The Fresh Loaf

News & Information for Amateur Bakers and Artisan Bread Enthusiasts

Hobart K-415 15 quart mixer

leathersmyth's picture

Hobart K-415 15 quart mixer

  I picked up a Hopbart 15 quart mixer. This would be from 1920's......

   I have pulled it apart and made it pretty again. It is 325 pounds of mixer.

Would anyone know how much flour it could handle?

 I am assuming that it would be less than the twenty quart. It did not come with a bowl, so i tried a 20 quart and it fits perfect. Just not as much room  up top when the bowl is lifted. It is a tank of a machine that even though mistreated it has not seen much use overall. There is No play in the gears and everything is tight.


  Also would anyone have 1/2 dozen paddles kicking around to fit it? the twenty quart paddle is bit long, i am using a 12 quart dough hook on it and it seems to work no problem.

 I phoned Hobart about this machine and was told that they never made a 15 quart machine. I told them that seeing that i had one sitting in my kitchen, It apperaed that they did.

 Thank you

thomaschacon75's picture

Try checking in eBay. That's my only thought, other than having a part machined to your specificiation. 

Hilarious that they don't know their own history. Imagine calling Porsche up in 2083, "We never manufactured a 911 Turbo S!"

leathersmyth's picture

 No, Ebay i only have seen one paddle in 5 years and did not win it. I think the 15 quart may of been test machines to see what they were going to produce as far as capacity goes, so i do not think they were in production for very long at the very begining of hobart.  Like i say the 20 quart bowl fits perfect. It seems the twenty quart is just that much taller to get another 5 quart out of the bowl. But the 20 quart paddle is just a tinch to long. just over the  thickness of the paddle. So you can not just grind it off.

 I have checked with baking companies all across country and all have the same answer. No....


  Yes i have thought to get things machined, But i think you kinda need to know specs. before you can get them made up.


        Just wondering if someone would have a guess on capacity of flour. I also have the 1920's 10 quart mixer and i know what i can get away with that as far as flour But have not needed to push the limits on the 15 quart But now i need to do a big volume and just curious on how much is to much........... I know the motor will be able to handle alot it is 2 hp, just would hate to strip out the fiber gear on the drive train.

Guess i will do what i have always done, Just do it and wait for things to explode and then say oopps...... when things hit the roof.........



thomaschacon75's picture

They overbuilt everything in those days. With a 2 HP motor, you could probably use it to mix concrete. :D

My mixer is a 20 qt and it has 1/2 HP, not 2!

The capacity guidelines for mine are:
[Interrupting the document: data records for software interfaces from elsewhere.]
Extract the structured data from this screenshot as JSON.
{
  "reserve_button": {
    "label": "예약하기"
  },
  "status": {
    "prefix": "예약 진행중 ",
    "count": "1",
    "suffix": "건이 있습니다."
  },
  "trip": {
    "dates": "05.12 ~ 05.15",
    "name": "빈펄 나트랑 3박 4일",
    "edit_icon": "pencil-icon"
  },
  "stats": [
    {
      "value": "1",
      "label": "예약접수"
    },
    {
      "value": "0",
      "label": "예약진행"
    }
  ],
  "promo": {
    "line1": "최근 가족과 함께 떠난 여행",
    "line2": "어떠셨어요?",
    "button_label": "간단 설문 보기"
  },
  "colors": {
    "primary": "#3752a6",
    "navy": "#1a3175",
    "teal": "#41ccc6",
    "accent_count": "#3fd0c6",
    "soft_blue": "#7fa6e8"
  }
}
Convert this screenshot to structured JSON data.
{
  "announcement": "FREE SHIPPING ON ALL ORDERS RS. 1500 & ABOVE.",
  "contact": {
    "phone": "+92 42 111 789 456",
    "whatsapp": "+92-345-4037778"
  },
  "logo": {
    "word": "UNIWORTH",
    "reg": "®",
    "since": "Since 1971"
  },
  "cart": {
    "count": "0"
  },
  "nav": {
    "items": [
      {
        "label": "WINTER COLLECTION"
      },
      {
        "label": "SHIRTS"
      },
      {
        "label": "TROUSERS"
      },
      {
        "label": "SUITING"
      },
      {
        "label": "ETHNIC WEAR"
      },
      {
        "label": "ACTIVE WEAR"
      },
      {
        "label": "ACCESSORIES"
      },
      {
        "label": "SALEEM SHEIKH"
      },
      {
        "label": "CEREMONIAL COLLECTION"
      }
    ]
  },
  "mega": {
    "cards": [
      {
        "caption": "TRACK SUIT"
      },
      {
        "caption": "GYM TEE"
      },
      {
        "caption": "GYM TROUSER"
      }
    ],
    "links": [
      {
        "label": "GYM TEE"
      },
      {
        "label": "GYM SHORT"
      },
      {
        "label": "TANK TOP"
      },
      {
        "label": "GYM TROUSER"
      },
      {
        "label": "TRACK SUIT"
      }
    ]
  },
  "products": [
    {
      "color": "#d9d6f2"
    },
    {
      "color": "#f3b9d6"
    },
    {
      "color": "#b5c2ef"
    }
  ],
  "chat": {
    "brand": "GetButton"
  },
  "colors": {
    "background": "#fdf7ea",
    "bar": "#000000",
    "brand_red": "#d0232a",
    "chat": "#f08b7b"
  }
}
As for machined parts, you'd be surprised how advanced it's become. Bring the paddle you have to a machine shop and say, "I want this exactly, just a 2" shorter stem." They could easily make it for you, if not cheaply.

PeterS's picture

we can see?

bassopotamus's picture

I have a 20 quart with a 1/3 horsepower (Must be an older one, not sure how you date them), and basically I found it's capacity by workign my way up and backing off. It depends very much on the type of flour and hydration. For a 67% hydration baguette dough with a mix of AP and High Glueten, it will do 9 lbs of flour without a hiccup. I have another loaf that I use about 10 lbs of flour in at about 70% hydration. I have a few where it will stall out once the gluten develops, and for better or worse, I just figure that's when it is done. Never made any stripping /clicking noises, and doesn't get hot like my kitchenaid when you stress it. 

holds99's picture

Congratulations, your Hobart sounds like a real jewel.  I have a Electrolux Assistent (DLX) that has 10 quart capacity.  I can mix up to 10 lbs of dough in the bowl without any real problem.  So I'm thinking you should be able to mix up to 15 lbs of dough in your 20 quart Hobart bowl.  As for the amount of flour it's a funtion of % hydration  e.g., 15 lbs of dough at 70% hydration will amount to 8.8 lbs of flour mixed with 6.2 lbs of water + or - .04%.

I would really like it if you could post a photo of your mixer.